Dear Auntie Seraphic,
I'm in a worrisome situation, and was wondering if you can advise me.
I've been reading your blogs for some time now, and I remember your writing that you had doubts about marrying B.A. (who was the right man for you), and also that you had doubts about marrying your first husband (who was the wrong man for you). So you know what both legitimate and illegitimate doubts about marrying a guy feel like.
Although I'm not about to get married, some of my friends are engaged, and I've been asked how one knows if one's doubts about marrying the guy should result in calling off the wedding. This worries me a lot. I really don't want to see any of my friends in unhappy or even mediocre marriages, but I'm realizing that real decisions to marry don't usually involve 100% certainty.
Perhaps I should also tell you that all of the engaged couples I know share a solid Catholic faith, and are from approximately the same background, so I guess it's really a matter of individual compatibility, not clashing values.
In light of your experience, how on earth should I advise them? How does one know the difference between good and bad doubts? Do you know of any good books that would be helpful further reading?
Dear Worried Advisor,

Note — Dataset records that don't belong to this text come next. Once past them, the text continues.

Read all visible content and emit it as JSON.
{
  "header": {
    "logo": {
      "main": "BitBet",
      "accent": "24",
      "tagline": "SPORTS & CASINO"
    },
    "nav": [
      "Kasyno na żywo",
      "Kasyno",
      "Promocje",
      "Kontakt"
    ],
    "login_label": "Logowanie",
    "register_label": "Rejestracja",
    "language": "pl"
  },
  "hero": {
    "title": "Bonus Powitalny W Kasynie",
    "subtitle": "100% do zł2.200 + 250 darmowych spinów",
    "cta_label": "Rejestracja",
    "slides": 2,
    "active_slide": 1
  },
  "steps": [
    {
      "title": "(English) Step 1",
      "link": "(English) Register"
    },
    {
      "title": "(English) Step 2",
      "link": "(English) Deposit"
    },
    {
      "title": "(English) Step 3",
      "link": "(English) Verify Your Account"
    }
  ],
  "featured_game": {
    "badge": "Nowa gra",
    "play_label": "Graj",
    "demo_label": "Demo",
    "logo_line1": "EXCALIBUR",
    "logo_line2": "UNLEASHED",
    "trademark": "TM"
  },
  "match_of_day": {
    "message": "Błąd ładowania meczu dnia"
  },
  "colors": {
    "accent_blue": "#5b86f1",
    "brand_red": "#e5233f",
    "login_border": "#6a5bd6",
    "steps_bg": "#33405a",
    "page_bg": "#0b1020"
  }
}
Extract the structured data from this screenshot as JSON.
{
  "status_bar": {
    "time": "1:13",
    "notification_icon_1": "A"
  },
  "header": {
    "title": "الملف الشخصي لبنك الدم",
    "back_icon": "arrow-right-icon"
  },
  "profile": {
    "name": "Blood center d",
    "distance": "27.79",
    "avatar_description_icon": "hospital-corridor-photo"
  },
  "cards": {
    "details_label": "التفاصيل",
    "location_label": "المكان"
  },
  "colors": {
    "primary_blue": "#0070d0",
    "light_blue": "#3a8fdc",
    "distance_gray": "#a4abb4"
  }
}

Ironically, one of the most important things I was taught at ministry school was "Don't Give Advice." What we were taught to do was to ask questions for clarification. These questions were pitched so that those being ministered to would arrive at their own answers. Although this doesn't fit very well in written correspondence or blogs, I firmly believe that this is best in conversations.
Therefore, if engaged friends ask you if they should call off their weddings, the safest thing you can do is to ask them questions.
Such questions might include, "What's happened to make you feel this way?" and "What would breaking off the engagement feel like?" and "Have you spoken to your fiance about this?"
Meanwhile, you are labouring under a misapprehension. As a matter of fact, I was 100%sure I wanted to marry B.A. from four days before he asked me to think about doing so. Later, the thought that our wedding might be delayed in any way made me cry. A week before the wedding I was in morbid fear lest he die before his plane landed. We had only one serious tiff before we got married (about an interfering neighbour), and I got cold feet only on the day before the wedding, when bridal nerves had sent me almost over the edge.
In fact, I was so sure so soon that I wanted to marry B.A. that afterwards when friends with boyfriends pondered aloud "Is Pookie the right man for me?", I just assumed Pookie wasn't.
Perhaps this was a bit harsh, though. Some women need to go through their discernment out loud. Also, I was 38 when I met B.A. and had gone through a lot in life (not to mention five years of therapy) and therefore knew who I was and what I wanted when I saw it; I was no longer the confused, self-deluded and easily-bullied 25 year old I once was. Finally, and very importantly, having established an identity as a Happy Single Woman, I had no wish to marry for the sake of being married. In fact, getting married to B.A. put a spoke in several career paths, alas.
From my experience then, I can derive other questions like "Why are you marrying X in the first place?" and "Would you be just as happy marrying someone else?" and "Are you still in a process of discernment?" and "Would postponing the wedding make you feel frantic or relieved?"
It could be that your engaged friends just feel like talking--discerning out loud--and are not actually hanging onto your opinion. If they have serious doubts, why they are talking to a peer instead of to an older married couple, a priest or their intended is a mystery to me. Of course, it could be that they are terrified of what X might do if the wedding were called off, so you might want to ask "Are you afraid to discuss this with X? If so, why?"
And now, questions for you: Why do you feel at all responsible for the marriage decisions of your friends? What do you enjoy about it? What don't you enjoy about it? How would it feel to say, "Goodness, I couldn't possibly advise you on something so important! Have you thought about talking to [your mother, your fiance, your priest] about this?"
That said, I once talked a very good friend out of getting married "just to get it over with" and an even better friend out of marrying the twice- (now thrice-) divorced headcase she had had a baby with. I did this by asking them questions that helped them come to their own answers, and I have never regretted this.
In the very rare (I hope) situation in which you feel absolutely certain an intimate friend or family member is making a terrible mistake, you can write to the priest officiating the wedding to say so, giving your reasons. He will put the letter in a file, and if the marriage goes ahead but turns out to be no marriage at all, your letter could help to free your friend or relation from a sad situation.
Grace and peace,